(Data records for software interfaces)
________
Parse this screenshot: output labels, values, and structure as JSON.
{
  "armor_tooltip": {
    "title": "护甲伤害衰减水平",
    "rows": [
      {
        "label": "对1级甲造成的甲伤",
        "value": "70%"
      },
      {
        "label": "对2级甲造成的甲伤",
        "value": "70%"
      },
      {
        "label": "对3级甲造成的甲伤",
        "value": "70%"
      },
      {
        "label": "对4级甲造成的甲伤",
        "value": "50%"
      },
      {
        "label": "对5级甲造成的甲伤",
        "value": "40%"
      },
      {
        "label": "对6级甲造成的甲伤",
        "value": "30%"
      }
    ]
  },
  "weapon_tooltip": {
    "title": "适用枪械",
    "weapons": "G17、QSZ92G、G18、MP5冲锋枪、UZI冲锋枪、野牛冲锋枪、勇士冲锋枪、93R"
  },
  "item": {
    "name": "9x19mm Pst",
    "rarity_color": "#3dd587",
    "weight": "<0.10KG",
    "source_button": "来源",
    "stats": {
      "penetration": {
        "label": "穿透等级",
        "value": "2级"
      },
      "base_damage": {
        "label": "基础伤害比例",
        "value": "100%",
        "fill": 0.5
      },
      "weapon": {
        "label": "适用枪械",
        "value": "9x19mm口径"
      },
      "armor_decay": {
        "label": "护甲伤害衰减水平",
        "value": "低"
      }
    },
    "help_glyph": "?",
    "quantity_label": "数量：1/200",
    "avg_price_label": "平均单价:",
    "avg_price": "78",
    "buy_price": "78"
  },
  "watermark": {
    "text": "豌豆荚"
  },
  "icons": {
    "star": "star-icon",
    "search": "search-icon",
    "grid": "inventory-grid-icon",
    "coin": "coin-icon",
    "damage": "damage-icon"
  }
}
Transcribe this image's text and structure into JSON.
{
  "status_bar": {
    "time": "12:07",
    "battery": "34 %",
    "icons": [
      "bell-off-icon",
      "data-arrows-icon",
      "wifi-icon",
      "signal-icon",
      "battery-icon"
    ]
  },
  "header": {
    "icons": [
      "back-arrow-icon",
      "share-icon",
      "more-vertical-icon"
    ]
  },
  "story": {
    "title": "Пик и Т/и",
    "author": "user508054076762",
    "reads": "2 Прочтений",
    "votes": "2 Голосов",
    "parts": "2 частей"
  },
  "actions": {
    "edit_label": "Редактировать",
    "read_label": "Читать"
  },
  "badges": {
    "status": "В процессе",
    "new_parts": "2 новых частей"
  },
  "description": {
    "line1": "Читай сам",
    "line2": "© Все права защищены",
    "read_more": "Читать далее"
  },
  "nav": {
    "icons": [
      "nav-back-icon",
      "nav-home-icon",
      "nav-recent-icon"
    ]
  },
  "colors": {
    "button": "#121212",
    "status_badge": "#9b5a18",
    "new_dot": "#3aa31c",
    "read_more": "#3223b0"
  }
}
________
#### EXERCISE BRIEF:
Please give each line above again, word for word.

#### ANSWER TO THE EXERCISE:
Parse this screenshot: output labels, values, and structure as JSON.
{
  "armor_tooltip": {
    "title": "护甲伤害衰减水平",
    "rows": [
      {
        "label": "对1级甲造成的甲伤",
        "value": "70%"
      },
      {
        "label": "对2级甲造成的甲伤",
        "value": "70%"
      },
      {
        "label": "对3级甲造成的甲伤",
        "value": "70%"
      },
      {
        "label": "对4级甲造成的甲伤",
        "value": "50%"
      },
      {
        "label": "对5级甲造成的甲伤",
        "value": "40%"
      },
      {
        "label": "对6级甲造成的甲伤",
        "value": "30%"
      }
    ]
  },
  "weapon_tooltip": {
    "title": "适用枪械",
    "weapons": "G17、QSZ92G、G18、MP5冲锋枪、UZI冲锋枪、野牛冲锋枪、勇士冲锋枪、93R"
  },
  "item": {
    "name": "9x19mm Pst",
    "rarity_color": "#3dd587",
    "weight": "<0.10KG",
    "source_button": "来源",
    "stats": {
      "penetration": {
        "label": "穿透等级",
        "value": "2级"
      },
      "base_damage": {
        "label": "基础伤害比例",
        "value": "100%",
        "fill": 0.5
      },
      "weapon": {
        "label": "适用枪械",
        "value": "9x19mm口径"
      },
      "armor_decay": {
        "label": "护甲伤害衰减水平",
        "value": "低"
      }
    },
    "help_glyph": "?",
    "quantity_label": "数量：1/200",
    "avg_price_label": "平均单价:",
    "avg_price": "78",
    "buy_price": "78"
  },
  "watermark": {
    "text": "豌豆荚"
  },
  "icons": {
    "star": "star-icon",
    "search": "search-icon",
    "grid": "inventory-grid-icon",
    "coin": "coin-icon",
    "damage": "damage-icon"
  }
}
Transcribe this image's text and structure into JSON.
{
  "status_bar": {
    "time": "12:07",
    "battery": "34 %",
    "icons": [
      "bell-off-icon",
      "data-arrows-icon",
      "wifi-icon",
      "signal-icon",
      "battery-icon"
    ]
  },
  "header": {
    "icons": [
      "back-arrow-icon",
      "share-icon",
      "more-vertical-icon"
    ]
  },
  "story": {
    "title": "Пик и Т/и",
    "author": "user508054076762",
    "reads": "2 Прочтений",
    "votes": "2 Голосов",
    "parts": "2 частей"
  },
  "actions": {
    "edit_label": "Редактировать",
    "read_label": "Читать"
  },
  "badges": {
    "status": "В процессе",
    "new_parts": "2 новых частей"
  },
  "description": {
    "line1": "Читай сам",
    "line2": "© Все права защищены",
    "read_more": "Читать далее"
  },
  "nav": {
    "icons": [
      "nav-back-icon",
      "nav-home-icon",
      "nav-recent-icon"
    ]
  },
  "colors": {
    "button": "#121212",
    "status_badge": "#9b5a18",
    "new_dot": "#3aa31c",
    "read_more": "#3223b0"
  }
}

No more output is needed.